Clifton Harvey’s Castaways series have been selected and will be on display in the Carnegie Gallery at the Columbus Metropolitan Main Library. We contact him in order to find out some more information regarding his technique, his inspirational moments and favorite artworks. Here is the result and we hope this will help you understand the fantastic world he creates through illustration.
I always enjoyed drawing and coloring when I was kid, but unfortunately (or maybe fortunately considering how embarrassingly crude they are) a lot of those pictures are lost in time. My first serious attempt at a cohesive, conceptually developed body of work was my Left Behind series.
When did you start working on this?
Left Behind was created while I was pursuing undergraduate studies at the University of Toledo and was first exhibited in 2006 during our thesis exhibition. I’ve been developing this technique ever since.
I’m inspired by the dialogue between the media. Drawing characters and creatures will influence my photography; the locations I find and shoot will shape the narratives I tell and vice versa, so there’s a great creative exchange that occurs.
When and how did you find your style?
Growing up, I watched a lot television, played a lot of video games, and looked at a lot of comic books. I wouldn’t necessarily recommend it, but I suppose that stuff is just imprinted on my subconscious and my style can be seen as an amalgamation of all those nostalgic bits.
It’s tedious work and requires some patience. When I’m not out shooting or at the drawing table, I’m usually alone in a small, darkened room sitting in front of computer working in Photoshop.
What inspires you?
Childhood memories and daydreams; adversity and reclamation.
What themes do you pursue?
Hope, despair, and the search for wholeness.
That’s tough; Munch, Dali, and Goya are a few of my favorite artists, but I don’t think I can commit to just one artwork as my favorite.

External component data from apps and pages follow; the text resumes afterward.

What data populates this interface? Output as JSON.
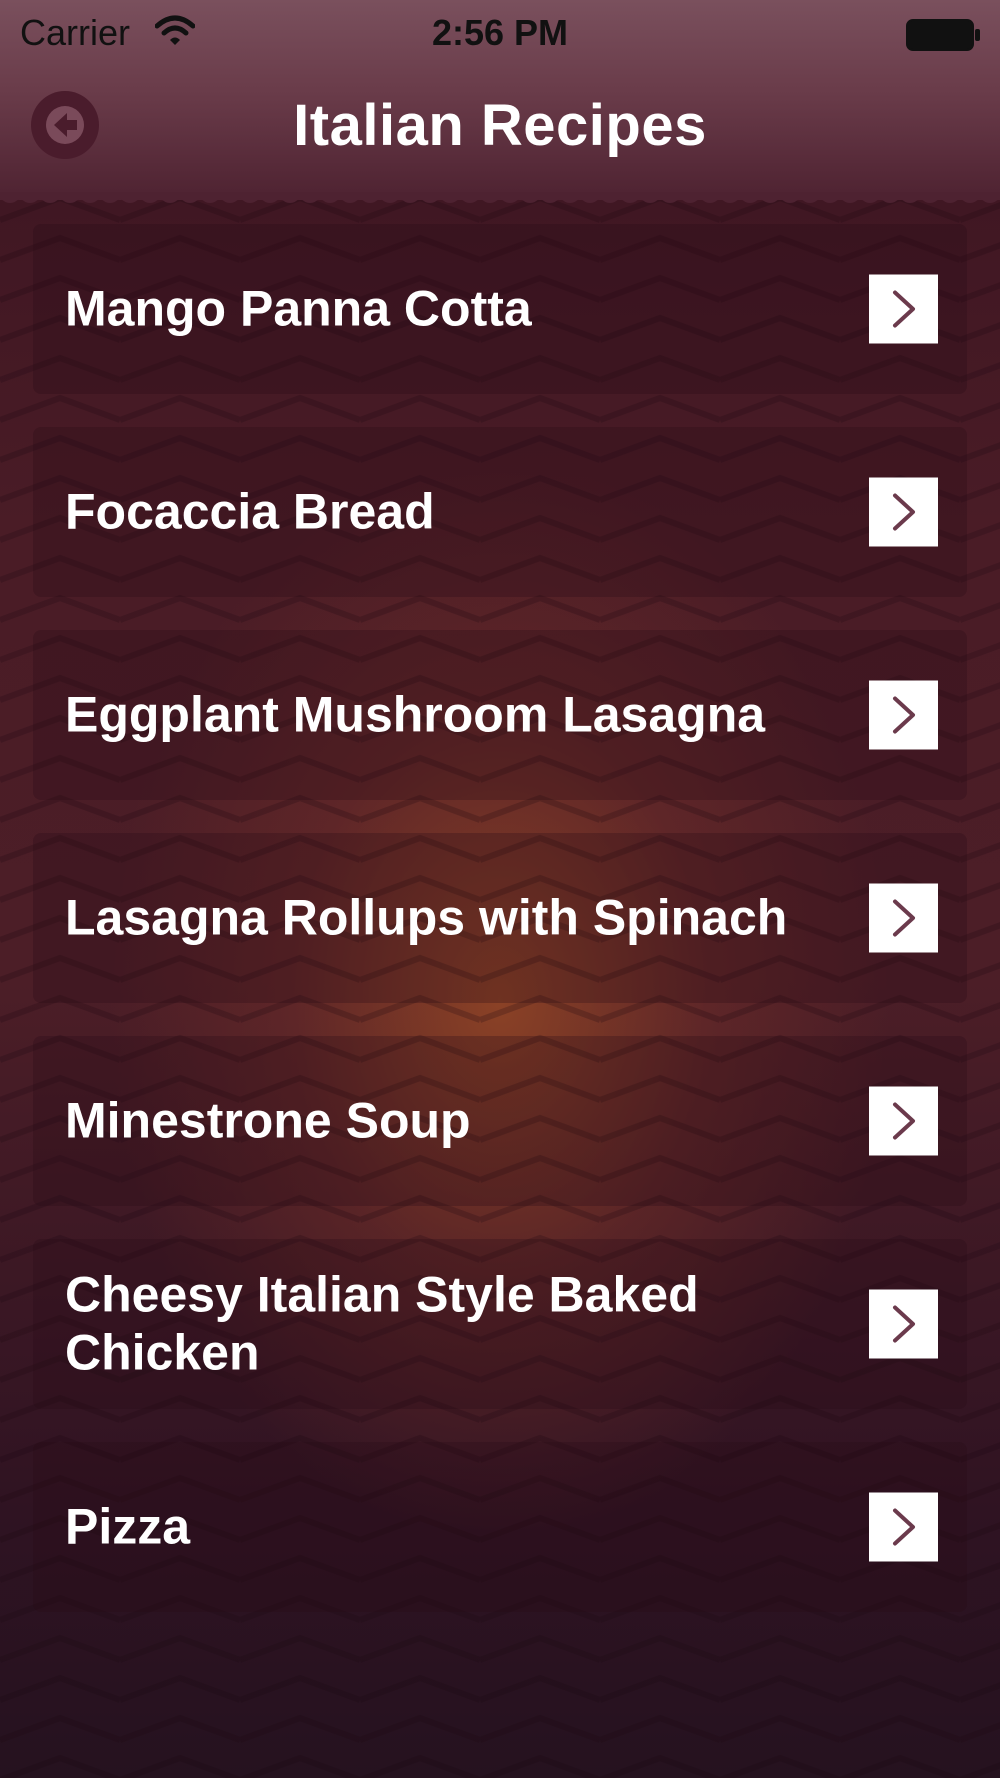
{
  "status_bar": {
    "carrier": "Carrier",
    "time": "2:56 PM"
  },
  "header": {
    "title": "Italian Recipes",
    "back_icon": "arrow-left-icon"
  },
  "recipes": [
    {
      "label": "Mango Panna Cotta",
      "icon": "chevron-right-icon"
    },
    {
      "label": "Focaccia Bread",
      "icon": "chevron-right-icon"
    },
    {
      "label": "Eggplant Mushroom Lasagna",
      "icon": "chevron-right-icon"
    },
    {
      "label": "Lasagna Rollups with Spinach",
      "icon": "chevron-right-icon"
    },
    {
      "label": "Minestrone Soup",
      "icon": "chevron-right-icon"
    },
    {
      "label": "Cheesy Italian Style Baked Chicken",
      "icon": "chevron-right-icon"
    },
    {
      "label": "Pizza",
      "icon": "chevron-right-icon"
    }
  ],
  "colors": {
    "header_top": "#7a505d",
    "header_bottom": "#4e2231",
    "background": "#3a1421",
    "accent_glow": "#96482a",
    "chevron": "#6b3a4c",
    "text": "#ffffff"
  }
}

Absolutely, with a commissioned project you’re creating for a very specific, targeted audience, whereas with my personal work, anything goes.